**WHAT NEEDS TO BE DONE:** Using the listing below, please gather every line containing the word "LIVE".

**DATA SHOWN:**
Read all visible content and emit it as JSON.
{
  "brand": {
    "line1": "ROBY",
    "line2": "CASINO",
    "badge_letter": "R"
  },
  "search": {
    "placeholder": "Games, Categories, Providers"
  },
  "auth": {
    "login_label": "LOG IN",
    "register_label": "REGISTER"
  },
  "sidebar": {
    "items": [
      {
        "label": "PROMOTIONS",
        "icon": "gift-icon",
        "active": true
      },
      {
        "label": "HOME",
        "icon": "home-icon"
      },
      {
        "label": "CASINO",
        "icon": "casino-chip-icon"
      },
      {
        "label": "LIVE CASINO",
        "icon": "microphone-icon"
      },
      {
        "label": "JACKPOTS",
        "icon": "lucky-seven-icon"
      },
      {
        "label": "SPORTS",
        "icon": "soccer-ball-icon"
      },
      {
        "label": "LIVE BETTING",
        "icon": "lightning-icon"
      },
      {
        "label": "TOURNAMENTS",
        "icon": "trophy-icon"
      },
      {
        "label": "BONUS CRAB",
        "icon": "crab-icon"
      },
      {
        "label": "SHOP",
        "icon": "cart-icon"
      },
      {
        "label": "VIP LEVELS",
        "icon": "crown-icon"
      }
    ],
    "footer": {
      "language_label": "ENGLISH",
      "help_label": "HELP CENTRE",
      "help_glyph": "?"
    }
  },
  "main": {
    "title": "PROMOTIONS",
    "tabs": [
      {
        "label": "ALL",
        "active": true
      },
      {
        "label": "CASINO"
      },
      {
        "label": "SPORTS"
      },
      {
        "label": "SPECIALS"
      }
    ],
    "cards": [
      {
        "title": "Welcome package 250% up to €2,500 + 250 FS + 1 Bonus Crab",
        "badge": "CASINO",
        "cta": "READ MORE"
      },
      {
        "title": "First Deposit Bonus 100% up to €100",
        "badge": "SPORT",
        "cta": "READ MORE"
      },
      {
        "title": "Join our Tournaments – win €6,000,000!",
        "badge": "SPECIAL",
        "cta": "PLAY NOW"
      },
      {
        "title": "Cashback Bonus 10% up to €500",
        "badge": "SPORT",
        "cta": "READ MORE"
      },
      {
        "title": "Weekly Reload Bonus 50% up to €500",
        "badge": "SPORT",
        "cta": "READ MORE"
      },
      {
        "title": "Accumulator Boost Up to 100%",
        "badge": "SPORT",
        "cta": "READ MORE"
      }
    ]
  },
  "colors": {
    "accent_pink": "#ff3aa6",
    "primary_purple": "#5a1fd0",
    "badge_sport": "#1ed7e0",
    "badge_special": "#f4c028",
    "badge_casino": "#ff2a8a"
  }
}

**RESPONSE TO THE TASK:**
        "label": "LIVE CASINO",
        "label": "LIVE BETTING",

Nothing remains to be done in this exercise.